**Work instruction:** Copy out each line of the entries where the word "μακάριος" is present.

**Given entries:**
= = =

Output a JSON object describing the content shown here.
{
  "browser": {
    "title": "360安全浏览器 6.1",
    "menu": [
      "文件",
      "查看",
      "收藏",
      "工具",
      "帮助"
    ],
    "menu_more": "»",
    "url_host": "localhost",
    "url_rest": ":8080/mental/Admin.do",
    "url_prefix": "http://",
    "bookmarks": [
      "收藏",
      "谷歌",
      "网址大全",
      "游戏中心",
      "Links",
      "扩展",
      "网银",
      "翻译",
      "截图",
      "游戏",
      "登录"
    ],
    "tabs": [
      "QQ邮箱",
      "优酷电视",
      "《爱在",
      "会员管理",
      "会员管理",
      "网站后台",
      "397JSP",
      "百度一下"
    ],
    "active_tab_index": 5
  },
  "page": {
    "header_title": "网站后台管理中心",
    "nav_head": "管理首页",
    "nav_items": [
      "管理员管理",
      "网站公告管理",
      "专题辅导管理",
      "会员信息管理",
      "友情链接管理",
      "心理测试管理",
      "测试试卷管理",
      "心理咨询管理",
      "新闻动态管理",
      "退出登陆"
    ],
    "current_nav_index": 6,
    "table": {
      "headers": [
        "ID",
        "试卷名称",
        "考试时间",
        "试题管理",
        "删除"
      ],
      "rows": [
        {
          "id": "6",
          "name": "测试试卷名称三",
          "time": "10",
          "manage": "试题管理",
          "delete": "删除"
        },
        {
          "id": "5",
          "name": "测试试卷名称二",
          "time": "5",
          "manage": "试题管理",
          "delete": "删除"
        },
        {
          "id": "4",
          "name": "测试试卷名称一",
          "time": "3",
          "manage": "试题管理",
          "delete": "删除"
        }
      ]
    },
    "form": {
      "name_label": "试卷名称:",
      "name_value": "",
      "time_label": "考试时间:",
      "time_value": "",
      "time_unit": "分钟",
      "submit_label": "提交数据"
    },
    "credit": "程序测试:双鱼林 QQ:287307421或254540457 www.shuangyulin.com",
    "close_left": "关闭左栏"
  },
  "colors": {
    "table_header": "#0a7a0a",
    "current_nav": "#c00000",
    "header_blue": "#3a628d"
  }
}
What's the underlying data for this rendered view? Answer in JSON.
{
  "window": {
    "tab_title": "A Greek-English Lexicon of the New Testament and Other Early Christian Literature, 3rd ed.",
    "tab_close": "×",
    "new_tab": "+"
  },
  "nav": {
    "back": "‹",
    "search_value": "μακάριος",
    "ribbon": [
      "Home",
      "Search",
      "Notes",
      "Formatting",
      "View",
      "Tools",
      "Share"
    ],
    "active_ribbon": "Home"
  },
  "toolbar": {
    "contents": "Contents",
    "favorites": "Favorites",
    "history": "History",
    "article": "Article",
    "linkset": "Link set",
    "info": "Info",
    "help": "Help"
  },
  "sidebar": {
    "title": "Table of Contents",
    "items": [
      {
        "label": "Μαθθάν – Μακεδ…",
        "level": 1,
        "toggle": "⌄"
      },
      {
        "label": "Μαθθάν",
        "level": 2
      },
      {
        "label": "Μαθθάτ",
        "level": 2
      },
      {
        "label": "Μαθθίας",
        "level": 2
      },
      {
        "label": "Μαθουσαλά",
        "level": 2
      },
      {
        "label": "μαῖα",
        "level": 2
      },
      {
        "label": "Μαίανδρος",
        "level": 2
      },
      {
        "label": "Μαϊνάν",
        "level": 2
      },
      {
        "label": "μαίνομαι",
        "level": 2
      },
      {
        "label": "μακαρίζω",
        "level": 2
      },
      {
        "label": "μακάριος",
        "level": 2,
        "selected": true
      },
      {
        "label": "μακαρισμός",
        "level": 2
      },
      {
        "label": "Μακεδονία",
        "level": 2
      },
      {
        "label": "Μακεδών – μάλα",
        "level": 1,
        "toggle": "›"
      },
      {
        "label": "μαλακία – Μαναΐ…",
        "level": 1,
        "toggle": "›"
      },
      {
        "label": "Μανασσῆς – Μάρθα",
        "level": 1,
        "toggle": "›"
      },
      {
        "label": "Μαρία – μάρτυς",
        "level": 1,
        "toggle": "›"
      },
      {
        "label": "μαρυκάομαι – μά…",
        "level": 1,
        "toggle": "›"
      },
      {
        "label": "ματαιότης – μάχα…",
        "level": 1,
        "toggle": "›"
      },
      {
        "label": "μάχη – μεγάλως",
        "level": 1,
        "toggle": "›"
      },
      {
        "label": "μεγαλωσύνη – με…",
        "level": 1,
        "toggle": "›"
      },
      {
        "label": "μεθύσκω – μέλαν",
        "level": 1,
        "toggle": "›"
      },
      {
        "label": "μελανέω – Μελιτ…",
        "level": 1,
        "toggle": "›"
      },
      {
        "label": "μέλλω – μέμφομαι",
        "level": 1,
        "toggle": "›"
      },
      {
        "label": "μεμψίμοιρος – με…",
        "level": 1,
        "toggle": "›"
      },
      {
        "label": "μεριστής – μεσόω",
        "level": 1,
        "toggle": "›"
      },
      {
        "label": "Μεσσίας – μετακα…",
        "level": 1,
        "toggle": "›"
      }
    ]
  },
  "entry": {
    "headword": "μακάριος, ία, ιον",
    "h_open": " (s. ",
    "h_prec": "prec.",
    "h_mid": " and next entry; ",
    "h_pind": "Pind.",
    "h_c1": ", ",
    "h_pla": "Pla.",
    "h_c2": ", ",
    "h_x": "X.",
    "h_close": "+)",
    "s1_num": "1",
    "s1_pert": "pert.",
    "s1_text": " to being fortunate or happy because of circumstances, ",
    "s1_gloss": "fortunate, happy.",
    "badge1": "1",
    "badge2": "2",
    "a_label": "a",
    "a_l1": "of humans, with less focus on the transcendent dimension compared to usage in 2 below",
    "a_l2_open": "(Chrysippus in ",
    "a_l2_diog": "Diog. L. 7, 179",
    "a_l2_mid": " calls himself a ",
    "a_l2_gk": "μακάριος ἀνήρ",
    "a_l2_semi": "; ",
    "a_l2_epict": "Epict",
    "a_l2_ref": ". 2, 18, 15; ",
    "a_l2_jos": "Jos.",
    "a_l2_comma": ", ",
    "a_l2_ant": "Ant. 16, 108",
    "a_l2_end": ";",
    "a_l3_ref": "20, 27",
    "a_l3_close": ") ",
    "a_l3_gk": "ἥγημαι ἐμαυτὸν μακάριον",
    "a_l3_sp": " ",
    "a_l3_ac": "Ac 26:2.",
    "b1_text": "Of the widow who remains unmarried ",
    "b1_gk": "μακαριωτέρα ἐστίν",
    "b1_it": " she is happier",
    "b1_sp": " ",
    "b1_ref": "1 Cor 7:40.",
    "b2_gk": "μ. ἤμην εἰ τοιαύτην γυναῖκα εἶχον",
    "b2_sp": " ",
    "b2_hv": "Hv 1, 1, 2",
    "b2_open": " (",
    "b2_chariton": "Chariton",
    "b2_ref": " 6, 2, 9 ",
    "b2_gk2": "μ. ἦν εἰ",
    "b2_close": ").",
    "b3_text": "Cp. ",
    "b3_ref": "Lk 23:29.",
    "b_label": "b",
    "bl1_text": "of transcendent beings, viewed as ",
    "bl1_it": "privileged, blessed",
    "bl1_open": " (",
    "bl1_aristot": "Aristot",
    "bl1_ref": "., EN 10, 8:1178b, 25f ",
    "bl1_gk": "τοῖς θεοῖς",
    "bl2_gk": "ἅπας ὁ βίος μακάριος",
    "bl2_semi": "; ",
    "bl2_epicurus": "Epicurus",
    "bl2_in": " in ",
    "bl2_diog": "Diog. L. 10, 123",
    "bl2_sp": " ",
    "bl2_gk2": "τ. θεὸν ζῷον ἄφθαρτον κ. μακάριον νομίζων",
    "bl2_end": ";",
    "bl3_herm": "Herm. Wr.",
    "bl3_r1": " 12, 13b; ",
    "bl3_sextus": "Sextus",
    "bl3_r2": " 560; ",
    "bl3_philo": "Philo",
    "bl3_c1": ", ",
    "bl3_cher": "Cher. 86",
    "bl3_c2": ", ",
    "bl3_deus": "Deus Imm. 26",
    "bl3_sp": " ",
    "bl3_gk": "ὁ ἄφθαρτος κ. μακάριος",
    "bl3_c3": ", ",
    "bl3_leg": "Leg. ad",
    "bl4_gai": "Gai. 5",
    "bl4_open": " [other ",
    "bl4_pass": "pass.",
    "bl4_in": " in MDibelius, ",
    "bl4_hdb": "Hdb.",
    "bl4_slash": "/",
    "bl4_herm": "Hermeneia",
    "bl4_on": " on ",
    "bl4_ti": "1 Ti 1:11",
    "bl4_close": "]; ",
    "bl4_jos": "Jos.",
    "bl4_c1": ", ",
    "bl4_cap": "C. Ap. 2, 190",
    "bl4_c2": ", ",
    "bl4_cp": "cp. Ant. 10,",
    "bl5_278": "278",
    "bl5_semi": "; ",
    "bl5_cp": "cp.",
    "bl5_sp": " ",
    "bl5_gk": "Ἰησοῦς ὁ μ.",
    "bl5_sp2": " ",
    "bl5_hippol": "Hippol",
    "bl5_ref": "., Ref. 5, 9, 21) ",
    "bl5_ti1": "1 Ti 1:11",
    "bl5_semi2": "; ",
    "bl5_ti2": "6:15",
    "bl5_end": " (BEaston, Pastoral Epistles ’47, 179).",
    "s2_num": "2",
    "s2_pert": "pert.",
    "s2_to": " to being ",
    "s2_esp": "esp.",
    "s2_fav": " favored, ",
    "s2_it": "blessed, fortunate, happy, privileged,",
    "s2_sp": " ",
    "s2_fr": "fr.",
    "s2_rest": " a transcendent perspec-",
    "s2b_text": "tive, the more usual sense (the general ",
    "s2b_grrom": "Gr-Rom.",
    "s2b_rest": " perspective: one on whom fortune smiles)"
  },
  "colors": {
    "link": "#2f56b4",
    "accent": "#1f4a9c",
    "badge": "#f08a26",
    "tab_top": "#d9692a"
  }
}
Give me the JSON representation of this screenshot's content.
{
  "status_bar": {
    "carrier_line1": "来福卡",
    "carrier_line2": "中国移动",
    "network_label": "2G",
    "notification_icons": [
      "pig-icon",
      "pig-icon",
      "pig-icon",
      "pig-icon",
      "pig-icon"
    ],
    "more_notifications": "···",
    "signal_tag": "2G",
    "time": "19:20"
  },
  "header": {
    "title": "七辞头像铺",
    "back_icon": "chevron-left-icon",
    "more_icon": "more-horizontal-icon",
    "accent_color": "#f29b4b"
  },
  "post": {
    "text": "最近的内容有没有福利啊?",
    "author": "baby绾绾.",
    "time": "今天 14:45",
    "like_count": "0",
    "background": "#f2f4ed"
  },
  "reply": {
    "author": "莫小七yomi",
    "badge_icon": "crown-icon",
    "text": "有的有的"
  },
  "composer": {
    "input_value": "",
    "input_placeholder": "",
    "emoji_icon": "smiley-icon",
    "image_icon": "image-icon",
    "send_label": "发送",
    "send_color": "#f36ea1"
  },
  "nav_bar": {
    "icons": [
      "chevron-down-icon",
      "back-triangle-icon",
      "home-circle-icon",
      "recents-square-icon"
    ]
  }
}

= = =

**Answer to the exercise:**
    "search_value": "μακάριος",
        "label": "μακάριος",
    "headword": "μακάριος, ία, ιον",
    "a_l2_gk": "μακάριος ἀνήρ",
    "bl2_gk": "ἅπας ὁ βίος μακάριος",
    "bl3_gk": "ὁ ἄφθαρτος κ. μακάριος",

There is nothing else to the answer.